Memoirs of John Brown, F. B. Sanborn, 1878
In his address before the legislature in the State House at Boston, Feb. 18, 1857, Brown added some particulars concerning his son’s death. He said : ” I have not yet told all I saw in Kansas. I once saw three mangled bodies, two of which were dead, and one alive, but with twenty bullet and buckshot holes in him, after the two murdered men had lain on the ground, to be worked at by flies, for some eighteen hours. One of these young men was my own son.” He was not found by his father until the evening of that day, after the retreat of the Missouri men. His death was a murder and his murderer was Martin White a preacher, who was then serving as a soldier in what he called ” the law and order militia,” that is, the Missouri 4> forces, which, upon entering Kansas, were made a part of the pro-slavery territorial militia, by order of Secretary Woodson, himself a Missouri man, who was for a few days acting governor of Kansas. On the 12th of September, the new governor, Geary of Pennsylvania, ordered this invading militia to disband and disperse, but they did not obey, until they again had a taste of John Brown’s quality as a commander. Martin White was afterwards a member of the pro-slavery legislature, and during the session at Lecompton he boasted of the killing of Frederick Brown. On his way home from the session he was himself waylaid and shot, according to Mr. Redpath. This was in the winter after the fight at Osawatomie. The number of the pro-slavery men in arms at Osawatomie on the 30th of August was about four hundred, while John Brown had just forty-one men in his company.

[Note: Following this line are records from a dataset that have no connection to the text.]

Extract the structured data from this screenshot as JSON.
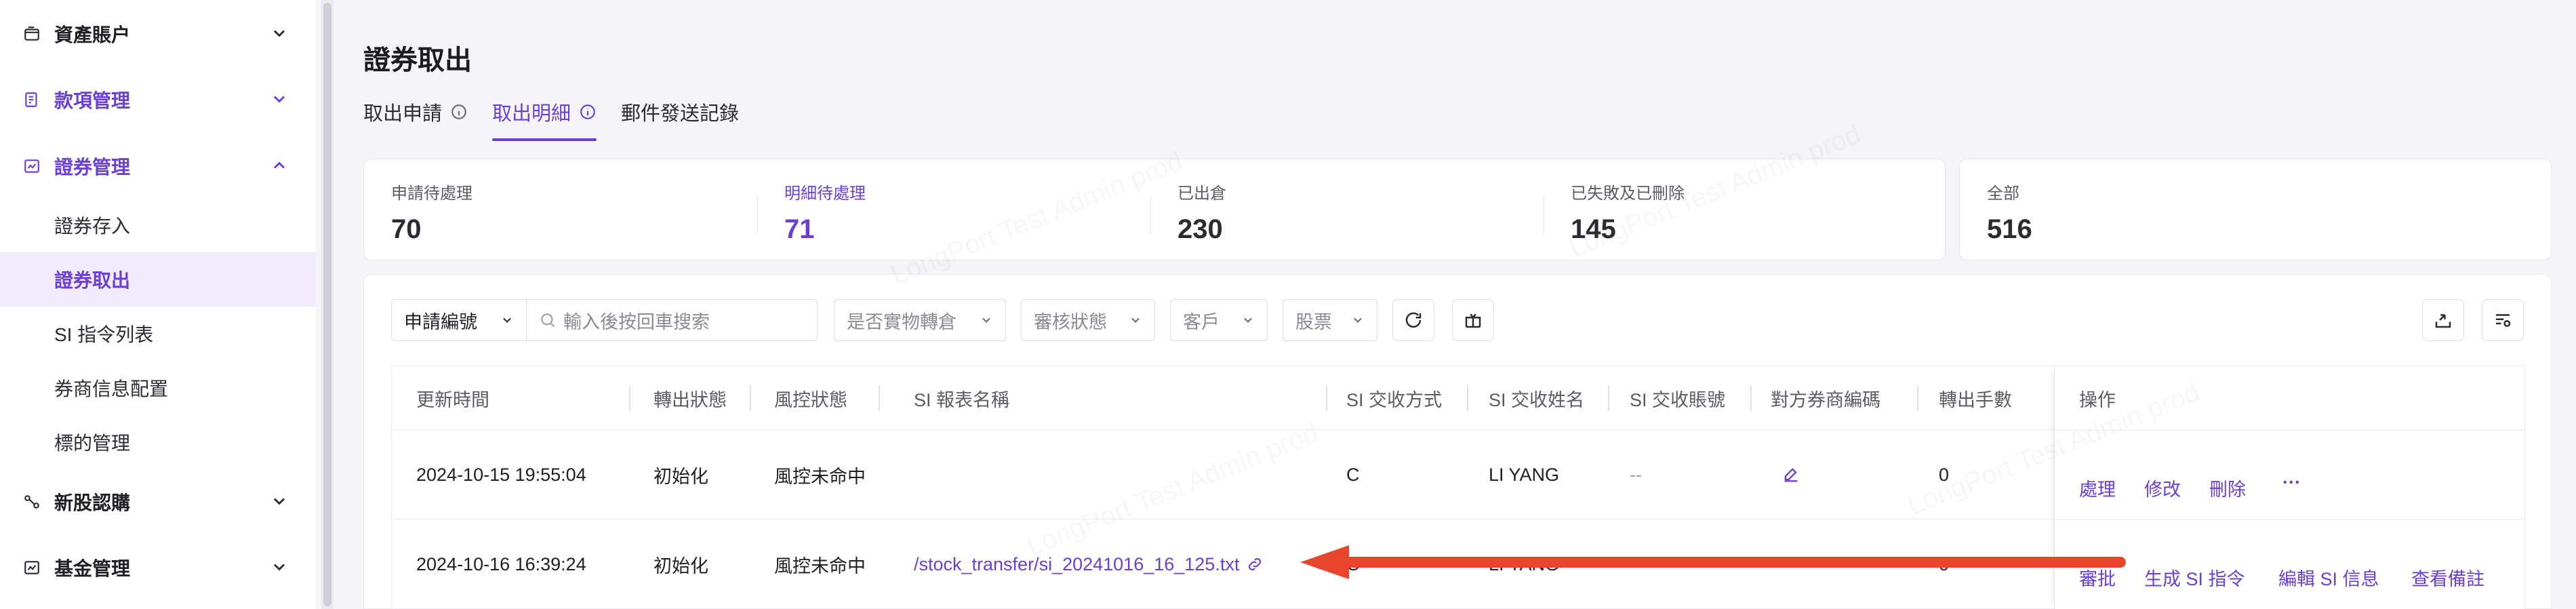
{
  "sidebar": {
    "groups": [
      {
        "label": "資產賬户",
        "icon": "wallet-icon"
      },
      {
        "label": "款項管理",
        "icon": "document-icon"
      },
      {
        "label": "證券管理",
        "icon": "chart-icon"
      },
      {
        "label": "新股認購",
        "icon": "share-icon"
      },
      {
        "label": "基金管理",
        "icon": "chart-icon"
      }
    ],
    "items": [
      "證券存入",
      "證券取出",
      "SI 指令列表",
      "券商信息配置",
      "標的管理"
    ],
    "active_item": "證券取出"
  },
  "page": {
    "title": "證券取出"
  },
  "tabs": [
    {
      "label": "取出申請",
      "info": true
    },
    {
      "label": "取出明細",
      "info": true,
      "active": true
    },
    {
      "label": "郵件發送記錄",
      "info": false
    }
  ],
  "stats": [
    {
      "label": "申請待處理",
      "value": "70"
    },
    {
      "label": "明細待處理",
      "value": "71",
      "active": true
    },
    {
      "label": "已出倉",
      "value": "230"
    },
    {
      "label": "已失敗及已刪除",
      "value": "145"
    },
    {
      "label": "全部",
      "value": "516"
    }
  ],
  "filters": {
    "search_type": "申請編號",
    "search_placeholder": "輸入後按回車搜索",
    "physical": "是否實物轉倉",
    "review": "審核狀態",
    "customer": "客戶",
    "stock": "股票"
  },
  "table": {
    "columns": [
      "更新時間",
      "轉出狀態",
      "風控狀態",
      "SI 報表名稱",
      "SI 交收方式",
      "SI 交收姓名",
      "SI 交收賬號",
      "對方券商編碼",
      "轉出手數",
      "操作"
    ],
    "rows": [
      {
        "time": "2024-10-15 19:55:04",
        "out_status": "初始化",
        "risk": "風控未命中",
        "si_name": "",
        "method": "C",
        "name": "LI YANG",
        "account": "--",
        "fee": "0",
        "ops": [
          "處理",
          "修改",
          "刪除",
          "···"
        ]
      },
      {
        "time": "2024-10-16 16:39:24",
        "out_status": "初始化",
        "risk": "風控未命中",
        "si_name": "/stock_transfer/si_20241016_16_125.txt",
        "method": "C",
        "name": "LI YANG",
        "account": "--",
        "fee": "0",
        "ops": [
          "審批",
          "生成 SI 指令",
          "編輯 SI 信息",
          "查看備註"
        ]
      }
    ]
  },
  "watermark": "LongPort Test Admin prod",
  "colors": {
    "accent": "#6b3fd6",
    "arrow": "#e8462c"
  }
}
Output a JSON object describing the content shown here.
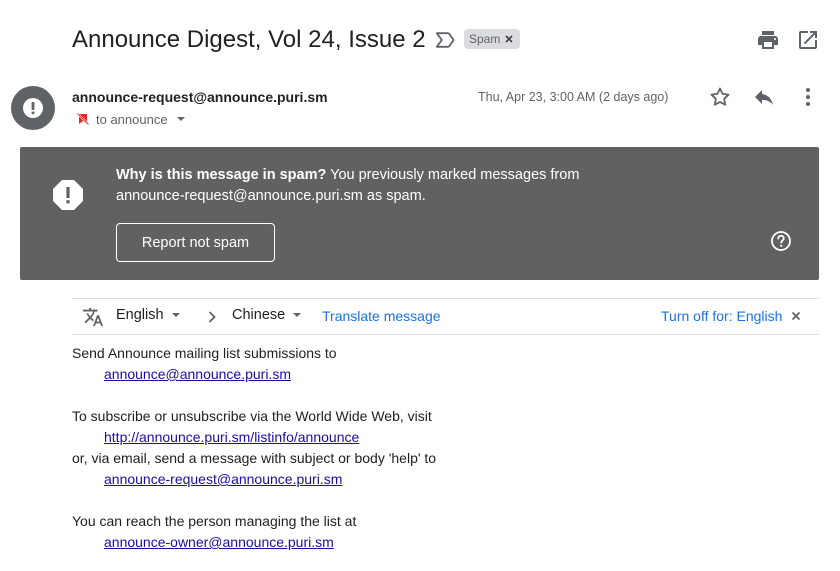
{
  "header": {
    "subject": "Announce Digest, Vol 24, Issue 2",
    "spam_label": "Spam",
    "icons": {
      "label": "label-outline-icon",
      "print": "print-icon",
      "popout": "open-in-new-window-icon"
    }
  },
  "message": {
    "sender_email": "announce-request@announce.puri.sm",
    "to_text": "to announce",
    "date": "Thu, Apr 23, 3:00 AM (2 days ago)",
    "icons": {
      "avatar": "exclamation-icon",
      "star": "star-icon",
      "reply": "reply-icon",
      "more": "more-vert-icon"
    }
  },
  "spam_banner": {
    "title": "Why is this message in spam?",
    "text": "You previously marked messages from announce-request@announce.puri.sm as spam.",
    "button": "Report not spam",
    "background": "#616161"
  },
  "translate": {
    "from_lang": "English",
    "to_lang": "Chinese",
    "translate_link": "Translate message",
    "turn_off": "Turn off for: English"
  },
  "body": {
    "line1": "Send Announce mailing list submissions to",
    "link1": "announce@announce.puri.sm",
    "line2": "To subscribe or unsubscribe via the World Wide Web, visit",
    "link2": "http://announce.puri.sm/listinfo/announce",
    "line3": "or, via email, send a message with subject or body 'help' to",
    "link3": "announce-request@announce.puri.sm",
    "line4": "You can reach the person managing the list at",
    "link4": "announce-owner@announce.puri.sm"
  },
  "colors": {
    "link": "#1a0dab",
    "accent": "#1a73e8",
    "banner": "#616161"
  }
}
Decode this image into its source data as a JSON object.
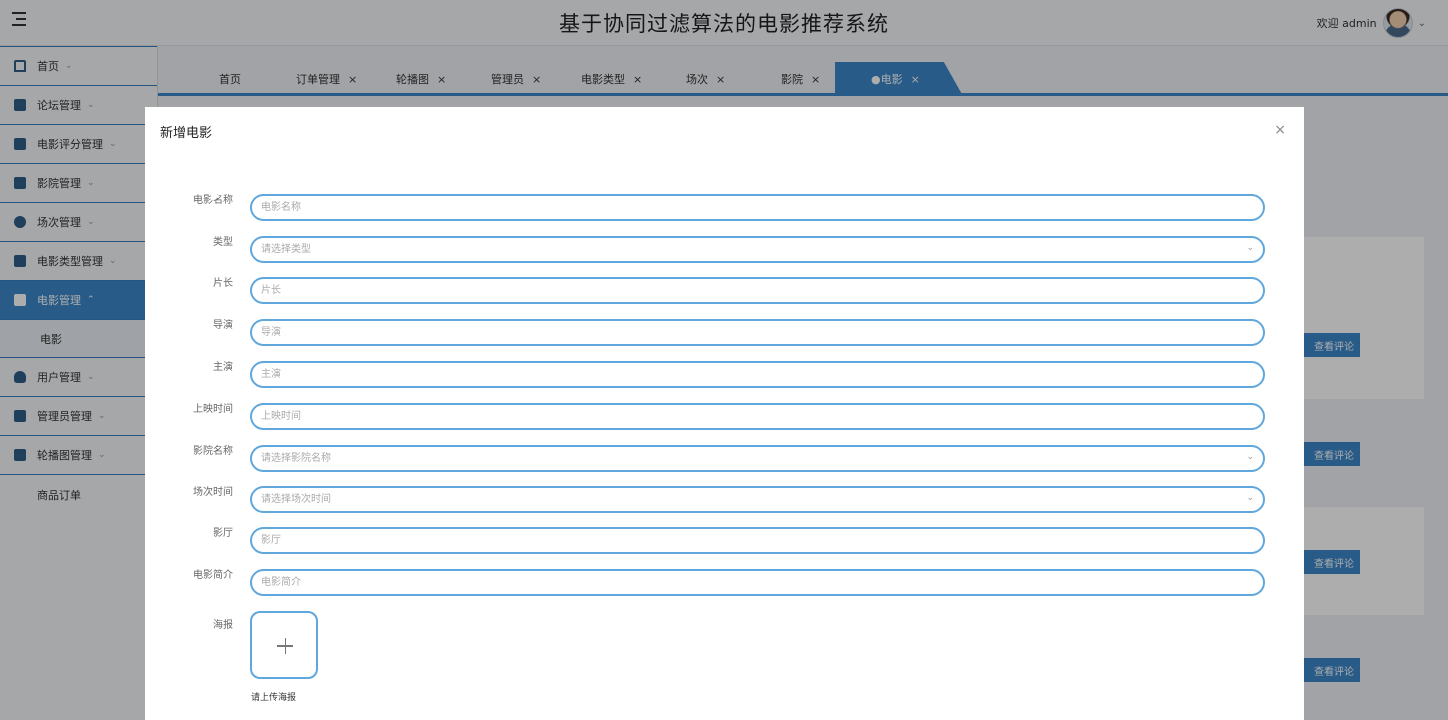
{
  "header": {
    "title": "基于协同过滤算法的电影推荐系统",
    "welcome": "欢迎 admin"
  },
  "sidebar": {
    "items": [
      {
        "label": "首页",
        "icon": "home-icon"
      },
      {
        "label": "论坛管理",
        "icon": "list-icon"
      },
      {
        "label": "电影评分管理",
        "icon": "table-icon"
      },
      {
        "label": "影院管理",
        "icon": "card-icon"
      },
      {
        "label": "场次管理",
        "icon": "dots-icon"
      },
      {
        "label": "电影类型管理",
        "icon": "folder-icon"
      },
      {
        "label": "电影管理",
        "icon": "layout-icon",
        "active": true
      },
      {
        "label": "用户管理",
        "icon": "user-icon"
      },
      {
        "label": "管理员管理",
        "icon": "book-icon"
      },
      {
        "label": "轮播图管理",
        "icon": "image-icon"
      }
    ],
    "sub_item": "电影",
    "plain_item": "商品订单"
  },
  "tabs": [
    {
      "label": "首页",
      "closable": false
    },
    {
      "label": "订单管理",
      "closable": true
    },
    {
      "label": "轮播图",
      "closable": true
    },
    {
      "label": "管理员",
      "closable": true
    },
    {
      "label": "电影类型",
      "closable": true
    },
    {
      "label": "场次",
      "closable": true
    },
    {
      "label": "影院",
      "closable": true
    },
    {
      "label": "●电影",
      "closable": true,
      "active": true
    }
  ],
  "background": {
    "review_button": "查看评论"
  },
  "dialog": {
    "title": "新增电影",
    "close": "×",
    "fields": [
      {
        "label": "电影名称",
        "placeholder": "电影名称",
        "type": "text"
      },
      {
        "label": "类型",
        "placeholder": "请选择类型",
        "type": "select"
      },
      {
        "label": "片长",
        "placeholder": "片长",
        "type": "text"
      },
      {
        "label": "导演",
        "placeholder": "导演",
        "type": "text"
      },
      {
        "label": "主演",
        "placeholder": "主演",
        "type": "text"
      },
      {
        "label": "上映时间",
        "placeholder": "上映时间",
        "type": "text"
      },
      {
        "label": "影院名称",
        "placeholder": "请选择影院名称",
        "type": "select"
      },
      {
        "label": "场次时间",
        "placeholder": "请选择场次时间",
        "type": "select"
      },
      {
        "label": "影厅",
        "placeholder": "影厅",
        "type": "text"
      },
      {
        "label": "电影简介",
        "placeholder": "电影简介",
        "type": "text"
      }
    ],
    "poster_label": "海报",
    "upload_hint": "请上传海报"
  },
  "colors": {
    "accent": "#3b86c9",
    "input_border": "#5fa7dc"
  }
}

- BLM, General Land Office Records
- Emporia News, 12 Nov 1859
- Civil War on the Western Border Encyclopedia – Battle of Osawatomie
- First Biennial Report, Kansas State Board of Agriculture, Miami Co. (1878)
- Wm Cutler’s History of the State of Kansas – Battle of Osawatomie
- Oswald G. Villard: John Brown 1800-1859, a biography fifty years after (1910)
- Thrilling Incidents of Border Life in Kansas, G. W. Brown, 1880
- The Public Life of John Brown, James Redpath, 1860
- White’s Cemetery, Bates County, Missouri
- John Brown and the Legend of Fifty Six, James C. Malin, 1942
- Kansas Historical Quarterly
Just other somewhat related stuff:
WILLIAM WHITEHEAD, farmer, Section 11, Township 17, Range 21, P. O. Paola, is one of the pioneers of Kansas of 1855. He was born in Shelby County, Ill, January 17, 1836. Immigrated to Franklin County, Kas, in 1855 with his father, He made his home at the old Peoria Mission, near the west line of Miami County., He was an earnest Free-state man and took an active part in the turbulent scenes of 1856 and 1857, and was a member of John Brown’s company. His wife was a daughter of the notorious Rev. Martin White, who shot Fred Brown at Osawatomie the morning of the battle of August 29, 1856. The old man induced his daughter to separate from her husband on account of his Free-state principles. She died while her husband was in the Union service during the late war. Mr. Whitehead purchased his farm on Section 11, Stanton, in 1858. He has a fine tract of 234 acres. William G. Cutler’s History of the State of Kansas (BIOGRAPHICAL SKETCHES – STANTON)
Photographer – John L. Gihon see wiki article